Once considered a wooden speaker, he now is a pop culture icon, and happily engaged in a life that includes many speaking engagements about climate change, positions on corporate boards and much travel.


At a time when the United States is preoccupied with the most wide-open presidential race in more than 50 years, former aides like Julia Payne say he does not talk much about politics, recalling that she saw him at the wedding in Nashville of a former staffer.

"The last time I talked with the Vice President, we talked light bulbs, not politics," she said.

Long-time adviser Carter Eskew said he talks to Gore about once a week.

"I don't think he's going to run," said Eskew. "He has said technically he hasn't ruled it out. But I can tell you he's making no moves and no sounds to indicate to me that he's going to run."

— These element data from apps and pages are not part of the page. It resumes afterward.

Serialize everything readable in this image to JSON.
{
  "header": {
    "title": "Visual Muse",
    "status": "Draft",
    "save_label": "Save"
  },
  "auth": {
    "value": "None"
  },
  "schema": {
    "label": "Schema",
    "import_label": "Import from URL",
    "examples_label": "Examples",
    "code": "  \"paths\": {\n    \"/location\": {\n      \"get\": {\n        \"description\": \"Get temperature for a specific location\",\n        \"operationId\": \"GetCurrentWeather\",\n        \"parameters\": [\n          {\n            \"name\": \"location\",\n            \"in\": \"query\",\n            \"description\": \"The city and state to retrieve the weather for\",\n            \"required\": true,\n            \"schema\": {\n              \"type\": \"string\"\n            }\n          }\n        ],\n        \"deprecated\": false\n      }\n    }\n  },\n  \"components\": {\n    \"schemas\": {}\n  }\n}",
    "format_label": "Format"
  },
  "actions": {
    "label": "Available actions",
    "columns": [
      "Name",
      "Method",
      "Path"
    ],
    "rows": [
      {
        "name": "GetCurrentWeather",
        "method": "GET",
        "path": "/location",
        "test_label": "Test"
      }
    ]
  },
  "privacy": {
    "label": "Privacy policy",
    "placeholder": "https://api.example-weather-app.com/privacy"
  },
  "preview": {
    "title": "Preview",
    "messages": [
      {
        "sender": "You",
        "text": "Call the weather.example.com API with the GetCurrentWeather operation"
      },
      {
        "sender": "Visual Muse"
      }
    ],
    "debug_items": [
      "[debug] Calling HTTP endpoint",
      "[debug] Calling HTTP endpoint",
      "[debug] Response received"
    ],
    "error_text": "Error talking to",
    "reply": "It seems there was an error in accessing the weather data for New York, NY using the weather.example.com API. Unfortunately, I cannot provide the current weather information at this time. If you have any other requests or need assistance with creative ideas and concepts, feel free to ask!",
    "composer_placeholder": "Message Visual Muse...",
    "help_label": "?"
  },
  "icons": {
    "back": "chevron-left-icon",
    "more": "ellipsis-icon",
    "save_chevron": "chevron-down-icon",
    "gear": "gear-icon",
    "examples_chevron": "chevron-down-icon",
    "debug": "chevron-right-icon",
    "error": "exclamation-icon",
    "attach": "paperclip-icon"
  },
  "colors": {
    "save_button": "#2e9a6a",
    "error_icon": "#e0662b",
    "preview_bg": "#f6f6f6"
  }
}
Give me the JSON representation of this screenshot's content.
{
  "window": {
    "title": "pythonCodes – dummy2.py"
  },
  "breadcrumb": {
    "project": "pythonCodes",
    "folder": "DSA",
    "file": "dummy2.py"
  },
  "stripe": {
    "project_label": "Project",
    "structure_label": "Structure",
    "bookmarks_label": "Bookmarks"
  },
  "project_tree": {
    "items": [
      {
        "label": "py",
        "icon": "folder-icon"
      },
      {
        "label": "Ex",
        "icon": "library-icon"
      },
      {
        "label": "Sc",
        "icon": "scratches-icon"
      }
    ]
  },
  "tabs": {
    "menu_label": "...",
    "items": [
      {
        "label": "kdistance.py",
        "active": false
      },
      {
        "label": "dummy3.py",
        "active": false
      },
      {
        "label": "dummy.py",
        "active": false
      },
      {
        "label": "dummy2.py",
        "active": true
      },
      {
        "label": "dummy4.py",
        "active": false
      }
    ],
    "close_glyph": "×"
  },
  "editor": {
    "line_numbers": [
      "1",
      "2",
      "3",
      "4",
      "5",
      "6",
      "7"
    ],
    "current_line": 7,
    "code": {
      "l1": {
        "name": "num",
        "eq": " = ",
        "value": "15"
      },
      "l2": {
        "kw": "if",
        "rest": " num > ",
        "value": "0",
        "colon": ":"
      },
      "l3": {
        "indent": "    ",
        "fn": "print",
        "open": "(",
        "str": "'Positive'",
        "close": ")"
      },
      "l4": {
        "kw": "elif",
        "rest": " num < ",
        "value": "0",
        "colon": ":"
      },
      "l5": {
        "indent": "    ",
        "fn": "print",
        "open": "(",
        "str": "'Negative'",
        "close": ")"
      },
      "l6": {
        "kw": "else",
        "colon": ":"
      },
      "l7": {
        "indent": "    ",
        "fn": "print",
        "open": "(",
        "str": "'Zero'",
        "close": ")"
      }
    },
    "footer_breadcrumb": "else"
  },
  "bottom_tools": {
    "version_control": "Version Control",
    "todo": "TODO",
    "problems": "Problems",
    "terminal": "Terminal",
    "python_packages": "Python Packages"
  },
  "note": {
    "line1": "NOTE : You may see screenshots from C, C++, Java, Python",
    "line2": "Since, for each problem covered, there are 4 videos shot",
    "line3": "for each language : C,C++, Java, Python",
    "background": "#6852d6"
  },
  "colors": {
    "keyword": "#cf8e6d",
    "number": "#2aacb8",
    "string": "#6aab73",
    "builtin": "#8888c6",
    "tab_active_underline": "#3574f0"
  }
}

Gore's spokeswoman, Kalee Kreider, was more definitive.

"He has no intentions of running for president in 2008," she said recently from Nashville, where Gore lives.

But that is not stopping the draft Gore movement.

Peter Ryder is an activist in Cedar Rapids, Iowa, trying to persuade Gore to run. His group,, is planning a Nov. 11 concert to raise money for the effort.

He said none of the other Democrats running in the race for the November 2008 election have the complete package like Gore.

"I think we need more than just a good president. I think we need someone with the potential for greatness. Al Gore, his rational approach to issues and problems, and obviously his work on global warming, made my decision to support him," Ryder said.

A West Virginia activist, Jim Tate, agreed. He said he was concerned that the current Democratic front-runner, Hillary Clinton, could be defeated by the Republican nominee because "she carries a lot of baggage with her."

He said he also believes Gore is the person who can "do the most for our country, and bring back foreign policy. We have no foreign policy."
My bet...

He doesn't run.

It's always flattering to be asked.

I genuinely don't think he wants it. Which of course, would probably make him a great President. But I don't think he runs.

Congratulations Mr. Vice President. Congratulations U.N. Intergovernmental Panel on Climate Change.

Well done.

PS. Stuff you didn't know about the Nobel Prize.